Study shows coreceptors work together as 'navigators' for a growing axon To a growing axon, the protein RGMa is a "Wrong Way" sign, alerting it to head in another direction. As Hata et al. demonstrate in the March 9, 2009 issue of the Journal of Cell Biology, translating that signal into cellular action requires teamwork from two receptors. During development, new synapses form when the growing axon of one neuron reaches another neuron. As an axon searches out the path to its destination, it...

2009-02-05 10:40:03

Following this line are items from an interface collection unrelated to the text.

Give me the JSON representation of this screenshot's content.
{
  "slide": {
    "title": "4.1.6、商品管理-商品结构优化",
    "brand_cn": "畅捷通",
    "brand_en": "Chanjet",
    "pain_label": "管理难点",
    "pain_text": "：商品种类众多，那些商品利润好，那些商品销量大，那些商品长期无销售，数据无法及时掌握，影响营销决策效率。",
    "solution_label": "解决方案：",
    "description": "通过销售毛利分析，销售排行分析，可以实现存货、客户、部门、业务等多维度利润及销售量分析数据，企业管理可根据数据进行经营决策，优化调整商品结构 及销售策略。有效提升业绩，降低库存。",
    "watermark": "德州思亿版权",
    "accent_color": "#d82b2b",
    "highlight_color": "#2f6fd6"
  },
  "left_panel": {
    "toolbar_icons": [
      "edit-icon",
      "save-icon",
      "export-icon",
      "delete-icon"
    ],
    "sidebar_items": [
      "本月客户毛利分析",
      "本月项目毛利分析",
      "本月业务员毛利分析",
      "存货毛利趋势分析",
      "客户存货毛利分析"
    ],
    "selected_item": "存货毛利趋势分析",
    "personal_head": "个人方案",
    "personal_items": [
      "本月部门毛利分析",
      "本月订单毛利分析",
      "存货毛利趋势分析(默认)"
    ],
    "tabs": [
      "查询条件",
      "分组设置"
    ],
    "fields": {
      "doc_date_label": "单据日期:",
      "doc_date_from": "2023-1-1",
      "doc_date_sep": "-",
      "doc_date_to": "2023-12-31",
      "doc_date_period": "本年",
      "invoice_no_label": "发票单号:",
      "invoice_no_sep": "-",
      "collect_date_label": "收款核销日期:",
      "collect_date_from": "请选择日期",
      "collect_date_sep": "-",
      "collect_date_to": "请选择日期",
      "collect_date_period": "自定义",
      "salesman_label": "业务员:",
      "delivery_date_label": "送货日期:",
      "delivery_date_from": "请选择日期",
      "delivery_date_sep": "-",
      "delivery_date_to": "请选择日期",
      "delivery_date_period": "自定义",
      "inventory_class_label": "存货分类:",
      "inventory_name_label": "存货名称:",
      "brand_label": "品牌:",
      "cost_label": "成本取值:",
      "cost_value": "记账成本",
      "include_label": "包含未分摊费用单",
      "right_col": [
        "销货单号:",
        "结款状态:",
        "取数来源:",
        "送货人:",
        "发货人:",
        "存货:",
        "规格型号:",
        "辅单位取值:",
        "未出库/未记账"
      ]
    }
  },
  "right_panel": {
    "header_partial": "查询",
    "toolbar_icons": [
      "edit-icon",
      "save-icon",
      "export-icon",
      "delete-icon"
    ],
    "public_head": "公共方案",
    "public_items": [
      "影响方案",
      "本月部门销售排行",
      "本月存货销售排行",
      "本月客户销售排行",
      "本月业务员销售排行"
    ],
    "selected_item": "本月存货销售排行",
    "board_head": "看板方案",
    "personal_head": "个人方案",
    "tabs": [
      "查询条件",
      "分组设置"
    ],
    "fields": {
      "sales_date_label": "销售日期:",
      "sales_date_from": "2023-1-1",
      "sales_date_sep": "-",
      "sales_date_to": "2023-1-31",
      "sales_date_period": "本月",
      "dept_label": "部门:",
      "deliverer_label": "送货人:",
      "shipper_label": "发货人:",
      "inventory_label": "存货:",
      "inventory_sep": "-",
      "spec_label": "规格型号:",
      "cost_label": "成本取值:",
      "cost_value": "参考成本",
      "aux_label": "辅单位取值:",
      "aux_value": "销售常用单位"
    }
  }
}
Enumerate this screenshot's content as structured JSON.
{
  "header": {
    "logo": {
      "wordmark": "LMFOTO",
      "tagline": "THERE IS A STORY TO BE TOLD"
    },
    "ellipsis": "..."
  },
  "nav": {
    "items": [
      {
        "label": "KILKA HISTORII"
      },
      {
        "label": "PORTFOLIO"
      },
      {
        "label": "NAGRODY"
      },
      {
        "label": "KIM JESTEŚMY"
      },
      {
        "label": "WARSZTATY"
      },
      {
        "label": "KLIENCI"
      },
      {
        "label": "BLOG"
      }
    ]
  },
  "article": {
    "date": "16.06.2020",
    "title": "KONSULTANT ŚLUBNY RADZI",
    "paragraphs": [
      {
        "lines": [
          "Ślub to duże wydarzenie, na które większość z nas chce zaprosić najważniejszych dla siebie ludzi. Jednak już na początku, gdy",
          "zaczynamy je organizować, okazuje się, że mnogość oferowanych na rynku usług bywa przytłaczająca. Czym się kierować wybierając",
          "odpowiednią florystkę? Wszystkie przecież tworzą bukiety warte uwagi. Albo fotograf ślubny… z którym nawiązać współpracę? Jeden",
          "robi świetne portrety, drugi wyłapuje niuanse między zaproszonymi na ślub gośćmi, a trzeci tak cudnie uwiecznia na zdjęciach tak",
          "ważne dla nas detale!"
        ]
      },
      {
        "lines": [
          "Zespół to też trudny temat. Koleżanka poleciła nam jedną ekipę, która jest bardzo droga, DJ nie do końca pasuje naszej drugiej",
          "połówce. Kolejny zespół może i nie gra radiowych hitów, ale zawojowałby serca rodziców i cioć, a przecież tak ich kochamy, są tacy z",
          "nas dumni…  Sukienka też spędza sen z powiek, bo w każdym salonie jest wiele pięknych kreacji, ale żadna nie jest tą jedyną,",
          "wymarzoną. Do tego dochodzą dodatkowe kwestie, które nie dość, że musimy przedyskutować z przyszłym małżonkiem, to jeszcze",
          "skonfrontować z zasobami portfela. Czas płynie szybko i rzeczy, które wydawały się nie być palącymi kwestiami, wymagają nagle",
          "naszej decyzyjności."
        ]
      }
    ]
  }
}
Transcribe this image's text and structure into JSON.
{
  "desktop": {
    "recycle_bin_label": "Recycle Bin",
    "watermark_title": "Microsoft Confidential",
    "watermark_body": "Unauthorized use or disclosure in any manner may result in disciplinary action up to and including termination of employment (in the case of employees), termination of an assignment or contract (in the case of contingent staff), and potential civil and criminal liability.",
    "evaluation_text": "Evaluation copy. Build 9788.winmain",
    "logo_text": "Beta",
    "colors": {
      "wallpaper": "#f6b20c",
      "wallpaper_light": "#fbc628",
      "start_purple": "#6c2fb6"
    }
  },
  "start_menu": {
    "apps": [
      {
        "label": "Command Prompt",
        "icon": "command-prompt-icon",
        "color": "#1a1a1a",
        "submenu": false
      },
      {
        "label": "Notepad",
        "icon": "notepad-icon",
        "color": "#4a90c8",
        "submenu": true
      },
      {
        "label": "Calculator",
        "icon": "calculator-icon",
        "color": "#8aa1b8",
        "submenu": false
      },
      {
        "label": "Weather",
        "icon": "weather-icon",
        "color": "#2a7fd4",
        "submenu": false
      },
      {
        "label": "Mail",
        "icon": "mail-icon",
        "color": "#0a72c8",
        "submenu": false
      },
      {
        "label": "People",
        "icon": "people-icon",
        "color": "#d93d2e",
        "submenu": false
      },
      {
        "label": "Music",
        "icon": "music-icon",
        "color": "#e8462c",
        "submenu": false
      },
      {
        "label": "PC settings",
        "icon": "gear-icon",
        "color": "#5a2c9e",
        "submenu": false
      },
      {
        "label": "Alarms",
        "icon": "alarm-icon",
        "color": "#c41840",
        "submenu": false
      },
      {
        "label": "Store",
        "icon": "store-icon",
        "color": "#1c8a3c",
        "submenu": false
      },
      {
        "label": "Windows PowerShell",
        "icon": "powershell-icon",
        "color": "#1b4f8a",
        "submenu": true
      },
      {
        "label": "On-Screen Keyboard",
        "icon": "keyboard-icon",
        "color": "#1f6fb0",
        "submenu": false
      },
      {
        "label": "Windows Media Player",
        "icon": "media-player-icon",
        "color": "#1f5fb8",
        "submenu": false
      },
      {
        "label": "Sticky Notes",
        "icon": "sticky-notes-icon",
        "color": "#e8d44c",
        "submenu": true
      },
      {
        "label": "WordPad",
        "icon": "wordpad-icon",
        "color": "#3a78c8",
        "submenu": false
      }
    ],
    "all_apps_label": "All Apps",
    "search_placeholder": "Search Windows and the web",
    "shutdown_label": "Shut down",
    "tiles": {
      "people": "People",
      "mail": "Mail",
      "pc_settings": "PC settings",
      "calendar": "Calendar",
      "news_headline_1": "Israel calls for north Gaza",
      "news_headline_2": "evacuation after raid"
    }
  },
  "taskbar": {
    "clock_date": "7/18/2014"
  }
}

A Brown University research team has discovered something in the brain that could serve as a target for future autism and mental retardation treatments.Discovery of the novel Fragile X granule is detailed in the Feb. 4, 2009, issue of the Journal of Neuroscience. This finding opens a new line of research about potential treatments for autism, a neurological disorder that strikes young children and can impair development of social interaction and communication."If you are going to treat the...


Word of the Day
mundungus
  • A stinking tobacco.
  • Offal; waste animal product; organic matter unfit for consumption.
This word comes from the Spanish 'mondongo,' tripe, entrails.